* **EXERCISE DESCRIPTION**
Type out all the records word for word. Any pictures are to be left out.

* **DATA TO EXAMINE**
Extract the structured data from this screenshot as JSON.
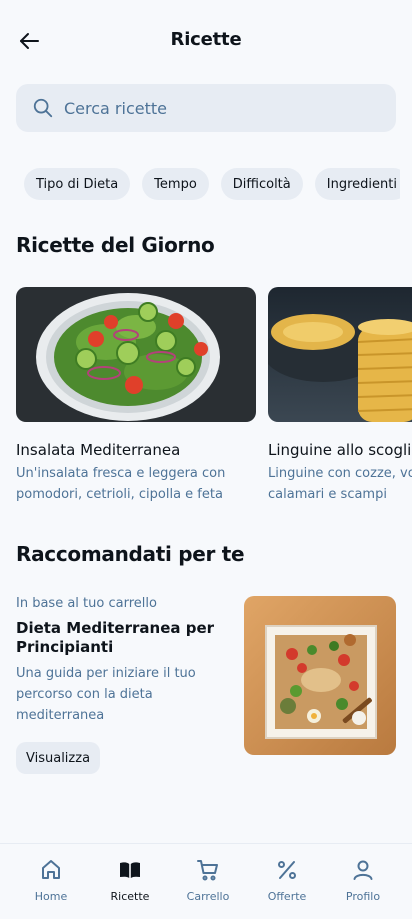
{
  "header": {
    "title": "Ricette",
    "back_icon": "arrow-left-icon"
  },
  "search": {
    "placeholder": "Cerca ricette",
    "icon": "search-icon"
  },
  "filters": [
    "Tipo di Dieta",
    "Tempo",
    "Difficoltà",
    "Ingredienti"
  ],
  "daily": {
    "title": "Ricette del Giorno",
    "cards": [
      {
        "title": "Insalata Mediterranea",
        "desc": "Un'insalata fresca e leggera con pomodori, cetrioli, cipolla e feta"
      },
      {
        "title": "Linguine allo scoglio",
        "desc": "Linguine con cozze, vongole, calamari e scampi"
      }
    ]
  },
  "recommended": {
    "title": "Raccomandati per te",
    "kicker": "In base al tuo carrello",
    "item_title": "Dieta Mediterranea per Principianti",
    "item_desc": "Una guida per iniziare il tuo percorso con la dieta mediterranea",
    "button": "Visualizza"
  },
  "nav": [
    {
      "label": "Home",
      "icon": "home-icon",
      "active": false
    },
    {
      "label": "Ricette",
      "icon": "book-icon",
      "active": true
    },
    {
      "label": "Carrello",
      "icon": "cart-icon",
      "active": false
    },
    {
      "label": "Offerte",
      "icon": "percent-icon",
      "active": false
    },
    {
      "label": "Profilo",
      "icon": "user-icon",
      "active": false
    }
  ],
  "colors": {
    "background": "#f7f9fc",
    "surface": "#e7ecf3",
    "text": "#0e141b",
    "muted": "#4e7397"
  }
}
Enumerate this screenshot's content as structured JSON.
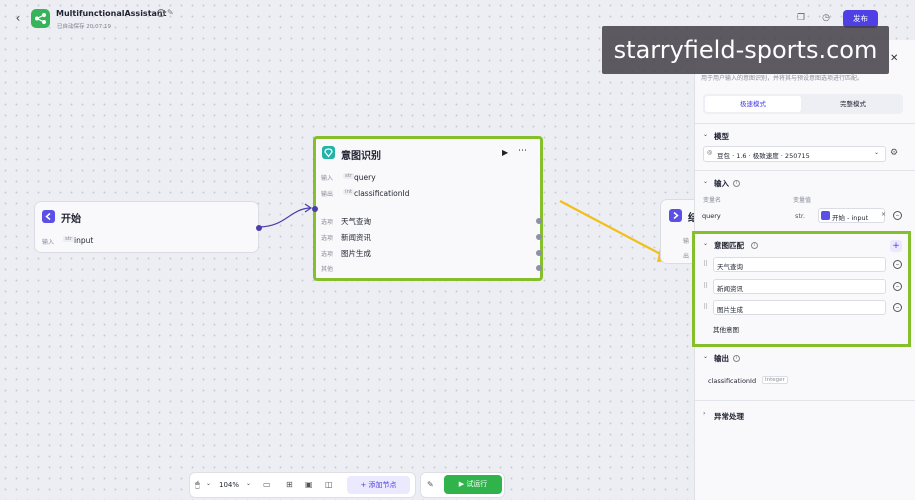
{
  "header": {
    "app_title": "MultifunctionalAssistant",
    "autosave": "已自动保存 20:07:19",
    "publish_label": "发布"
  },
  "watermark": "starryfield-sports.com",
  "start_node": {
    "title": "开始",
    "input_label": "输入",
    "input_type": "str",
    "input_name": "input"
  },
  "intent_node": {
    "title": "意图识别",
    "input_label": "输入",
    "input_type": "str",
    "input_name": "query",
    "output_label": "输出",
    "output_type": "int",
    "output_name": "classificationId",
    "options": [
      {
        "label": "选项",
        "value": "天气查询"
      },
      {
        "label": "选项",
        "value": "新闻资讯"
      },
      {
        "label": "选项",
        "value": "图片生成"
      }
    ],
    "other_label": "其他"
  },
  "next_node": {
    "title_fragment": "结",
    "row1": "输",
    "row2": "出"
  },
  "panel": {
    "description": "用于用户输入的意图识别，并将其与预设意图选项进行匹配。",
    "mode_fast": "极速模式",
    "mode_full": "完整模式",
    "model_title": "模型",
    "model_value": "豆包 · 1.6 · 极致速度 · 250715",
    "input_title": "输入",
    "col_var_name": "变量名",
    "col_var_value": "变量值",
    "input_var_name": "query",
    "input_var_type": "str.",
    "input_var_ref": "开始 - input",
    "intent_title": "意图匹配",
    "intents": [
      "天气查询",
      "新闻资讯",
      "图片生成"
    ],
    "other_intent": "其他意图",
    "output_title": "输出",
    "output_name": "classificationId",
    "output_type": "Integer",
    "error_title": "异常处理"
  },
  "toolbar": {
    "zoom": "104%",
    "add_node_label": "添加节点",
    "run_label": "试运行"
  },
  "colors": {
    "accent": "#4e40e5",
    "highlight_border": "#86bf2c",
    "run_green": "#2fb34a",
    "arrow_yellow": "#f2bf1a"
  }
}
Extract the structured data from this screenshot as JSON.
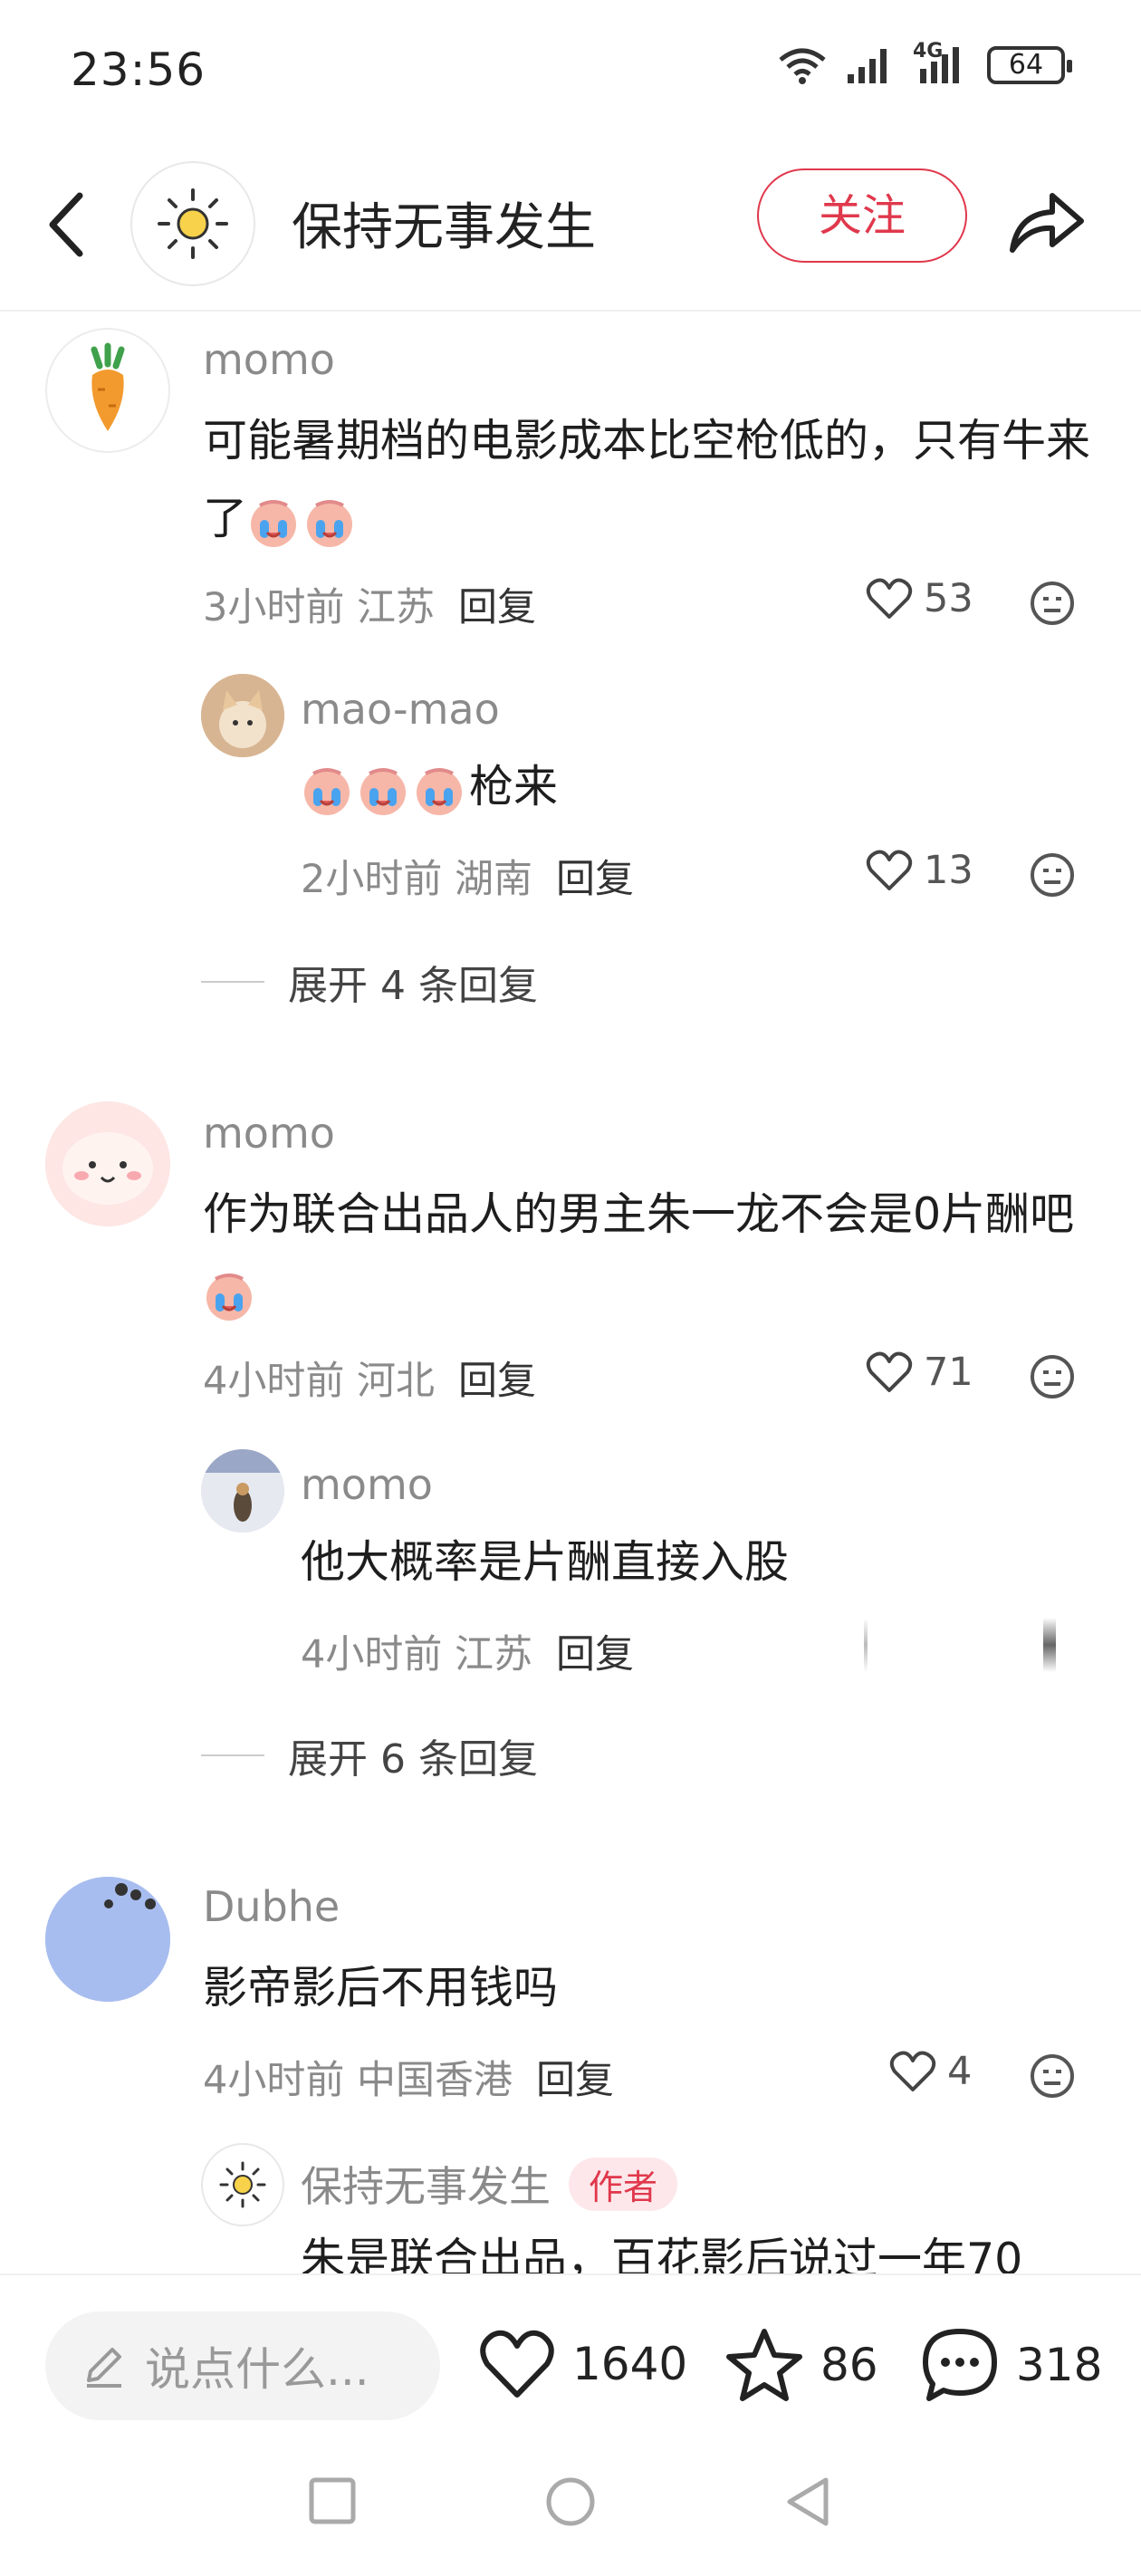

* **YOUR SOLUTION**
Extract the structured data from this screenshot as JSON.
{
  "header": {
    "title": "Ricette",
    "back_icon": "arrow-left-icon"
  },
  "search": {
    "placeholder": "Cerca ricette",
    "icon": "search-icon"
  },
  "filters": [
    "Tipo di Dieta",
    "Tempo",
    "Difficoltà",
    "Ingredienti"
  ],
  "daily": {
    "title": "Ricette del Giorno",
    "cards": [
      {
        "title": "Insalata Mediterranea",
        "desc": "Un'insalata fresca e leggera con pomodori, cetrioli, cipolla e feta"
      },
      {
        "title": "Linguine allo scoglio",
        "desc": "Linguine con cozze, vongole, calamari e scampi"
      }
    ]
  },
  "recommended": {
    "title": "Raccomandati per te",
    "kicker": "In base al tuo carrello",
    "item_title": "Dieta Mediterranea per Principianti",
    "item_desc": "Una guida per iniziare il tuo percorso con la dieta mediterranea",
    "button": "Visualizza"
  },
  "nav": [
    {
      "label": "Home",
      "icon": "home-icon",
      "active": false
    },
    {
      "label": "Ricette",
      "icon": "book-icon",
      "active": true
    },
    {
      "label": "Carrello",
      "icon": "cart-icon",
      "active": false
    },
    {
      "label": "Offerte",
      "icon": "percent-icon",
      "active": false
    },
    {
      "label": "Profilo",
      "icon": "user-icon",
      "active": false
    }
  ],
  "colors": {
    "background": "#f7f9fc",
    "surface": "#e7ecf3",
    "text": "#0e141b",
    "muted": "#4e7397"
  }
}
Enumerate this screenshot's content as structured JSON.
{
  "header": {
    "app_title": "MultifunctionalAssistant",
    "autosave": "已自动保存 20:07:19",
    "publish_label": "发布"
  },
  "watermark": "starryfield-sports.com",
  "start_node": {
    "title": "开始",
    "input_label": "输入",
    "input_type": "str",
    "input_name": "input"
  },
  "intent_node": {
    "title": "意图识别",
    "input_label": "输入",
    "input_type": "str",
    "input_name": "query",
    "output_label": "输出",
    "output_type": "int",
    "output_name": "classificationId",
    "options": [
      {
        "label": "选项",
        "value": "天气查询"
      },
      {
        "label": "选项",
        "value": "新闻资讯"
      },
      {
        "label": "选项",
        "value": "图片生成"
      }
    ],
    "other_label": "其他"
  },
  "next_node": {
    "title_fragment": "结",
    "row1": "输",
    "row2": "出"
  },
  "panel": {
    "description": "用于用户输入的意图识别，并将其与预设意图选项进行匹配。",
    "mode_fast": "极速模式",
    "mode_full": "完整模式",
    "model_title": "模型",
    "model_value": "豆包 · 1.6 · 极致速度 · 250715",
    "input_title": "输入",
    "col_var_name": "变量名",
    "col_var_value": "变量值",
    "input_var_name": "query",
    "input_var_type": "str.",
    "input_var_ref": "开始 - input",
    "intent_title": "意图匹配",
    "intents": [
      "天气查询",
      "新闻资讯",
      "图片生成"
    ],
    "other_intent": "其他意图",
    "output_title": "输出",
    "output_name": "classificationId",
    "output_type": "Integer",
    "error_title": "异常处理"
  },
  "toolbar": {
    "zoom": "104%",
    "add_node_label": "添加节点",
    "run_label": "试运行"
  },
  "colors": {
    "accent": "#4e40e5",
    "highlight_border": "#86bf2c",
    "run_green": "#2fb34a",
    "arrow_yellow": "#f2bf1a"
  }
}
Extract the structured data from this screenshot as JSON.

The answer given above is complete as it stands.